But as I said, the time was good, but an Indian Summer, and the frost fell on Thursday night, and concluded yesterday morning around ten. I held her a while before we went to the vet, and Deb held her as we said goodbye, and at the end. So Jasmine died peacefully at the end of a very good life, in the arms of her person, and now I’m sitting here with my teeth clenched and my eyes watering, which I know seems weird because of that “Not a dog person” thing I said before, but is true nonetheless.
Yesterday, of course, was also the eleventh anniversary of the murders of my mom and dad, and while I know it’s sentimental foolishness on my part, there’s a part of me that wants to believe they’ll take care of her for the next however long.
One of my dad’s favorite Twilight Zone episodes was written by Earl Hamner, who would go on to create The Waltons. Entitled “The Hunt,” the episode — well, I’ll let Wiki handle it:
Hyder Simpson is an elderly mountain man who lives with his wife Rachel and his hound dog Rip in the backwoods. Rachel does not like having the dog indoors, but Rip saved Hyder’s life once and Hyder refuses to part with him. Rachel has seen some bad omens recently and warns Hyder not to go raccoon hunting that night. When Rip dives into a pond after a raccoon, Hyder jumps in after him. Only the raccoon comes up out of the water. The next morning, Hyder and Rip wake up next to the pond. When they return home, Hyder finds that Rachel, the preacher, and the neighbors cannot hear or see him, and are tending to the burial of both him and Rip.
Walking along the road, Hyder and Rip encounter an unfamiliar fence and follow it. They come to a gate tended by a man, who explains that Hyder can enter the Elysian Fields of the afterlife. Told that Rip cannot enter and will be taken to a special afterlife for dogs, Hyder angrily declines the offer of entry and decides to keep walking along the “Eternity Road,” saying, “Any place that’s too high-falutin’ for Rip is too fancy for me.”
Later, Hyder and Rip stop to rest and are met by a young man, who introduces himself as an angel dispatched to find them and take them to Heaven. When Hyder recounts his previous encounter, the angel tells him that gate is actually the entrance to Hell.

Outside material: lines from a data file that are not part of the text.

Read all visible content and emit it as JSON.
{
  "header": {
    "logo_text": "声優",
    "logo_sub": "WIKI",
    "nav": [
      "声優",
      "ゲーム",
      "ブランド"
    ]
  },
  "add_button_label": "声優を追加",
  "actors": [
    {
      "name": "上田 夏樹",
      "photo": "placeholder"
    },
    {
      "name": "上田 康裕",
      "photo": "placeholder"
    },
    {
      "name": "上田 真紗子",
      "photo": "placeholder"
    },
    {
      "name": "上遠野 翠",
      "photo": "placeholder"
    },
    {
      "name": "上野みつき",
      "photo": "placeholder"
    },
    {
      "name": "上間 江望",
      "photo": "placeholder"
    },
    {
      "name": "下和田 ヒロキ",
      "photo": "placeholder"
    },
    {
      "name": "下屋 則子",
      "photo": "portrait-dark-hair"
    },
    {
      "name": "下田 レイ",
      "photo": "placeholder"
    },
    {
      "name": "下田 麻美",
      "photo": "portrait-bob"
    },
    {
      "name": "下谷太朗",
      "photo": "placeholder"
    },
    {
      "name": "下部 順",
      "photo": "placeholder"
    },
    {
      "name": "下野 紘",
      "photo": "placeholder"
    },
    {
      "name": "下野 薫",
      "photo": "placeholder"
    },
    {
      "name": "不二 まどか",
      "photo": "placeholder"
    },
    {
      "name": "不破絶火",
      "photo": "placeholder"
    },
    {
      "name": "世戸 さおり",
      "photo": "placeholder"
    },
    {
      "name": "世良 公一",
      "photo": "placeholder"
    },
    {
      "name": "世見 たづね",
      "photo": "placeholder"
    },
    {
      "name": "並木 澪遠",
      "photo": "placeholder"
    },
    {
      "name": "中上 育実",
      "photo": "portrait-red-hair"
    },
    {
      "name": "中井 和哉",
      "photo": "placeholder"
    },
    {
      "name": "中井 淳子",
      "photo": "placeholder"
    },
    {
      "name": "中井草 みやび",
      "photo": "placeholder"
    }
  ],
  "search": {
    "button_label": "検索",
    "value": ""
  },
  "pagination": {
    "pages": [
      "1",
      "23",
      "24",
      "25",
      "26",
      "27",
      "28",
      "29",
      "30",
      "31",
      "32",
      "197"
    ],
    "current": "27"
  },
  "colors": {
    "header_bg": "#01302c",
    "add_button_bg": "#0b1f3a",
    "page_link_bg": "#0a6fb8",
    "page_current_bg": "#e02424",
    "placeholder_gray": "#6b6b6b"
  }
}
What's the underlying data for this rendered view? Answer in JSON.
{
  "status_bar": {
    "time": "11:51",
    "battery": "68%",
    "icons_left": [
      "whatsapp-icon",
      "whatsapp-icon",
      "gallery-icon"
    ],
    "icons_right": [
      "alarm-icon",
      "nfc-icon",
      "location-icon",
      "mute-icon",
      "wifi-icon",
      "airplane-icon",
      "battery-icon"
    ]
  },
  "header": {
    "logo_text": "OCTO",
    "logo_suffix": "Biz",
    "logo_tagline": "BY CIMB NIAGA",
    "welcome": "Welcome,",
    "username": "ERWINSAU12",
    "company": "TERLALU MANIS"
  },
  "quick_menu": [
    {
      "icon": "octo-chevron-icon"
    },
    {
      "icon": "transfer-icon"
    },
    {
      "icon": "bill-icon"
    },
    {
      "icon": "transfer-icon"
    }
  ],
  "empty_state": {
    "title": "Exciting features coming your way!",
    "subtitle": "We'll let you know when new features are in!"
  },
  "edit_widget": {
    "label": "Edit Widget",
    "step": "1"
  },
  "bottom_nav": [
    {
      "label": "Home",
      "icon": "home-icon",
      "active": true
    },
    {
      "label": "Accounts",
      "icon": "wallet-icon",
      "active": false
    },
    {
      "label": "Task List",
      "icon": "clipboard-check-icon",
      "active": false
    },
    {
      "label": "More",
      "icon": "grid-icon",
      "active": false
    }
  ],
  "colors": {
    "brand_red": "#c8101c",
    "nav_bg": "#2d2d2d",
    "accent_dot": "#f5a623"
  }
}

The gatekeeper had stopped Rip from entering because Rip would have smelled the brimstone inside and warned Hyder that something was wrong. The angel says, “You see, Mr. Simpson, a man, well, he’ll walk right into Hell with both eyes open. But even the Devil can’t fool a dog!” As the angel leads Hyder along the Eternity Road toward Heaven, he tells Hyder that a square dance and raccoon hunt are scheduled for that night. He also assures Hyder that Rachel, who will soon be coming along the road, will not be misled into entering Hell.
Furthermore, my dad always said that (Thomas Aquinas notwithstanding) he was sure that any Heaven made by a loving God would include dogs, as they were the most loving creatures to be found on earth. Even for someone who isn’t a dog person, I saw that in Jasmine, in my own nervous, awkward, standoffish way. And I believe that the life she had and the love of this family were all she might have wanted as well.
You were a terrific dog, Jasmine. We miss you.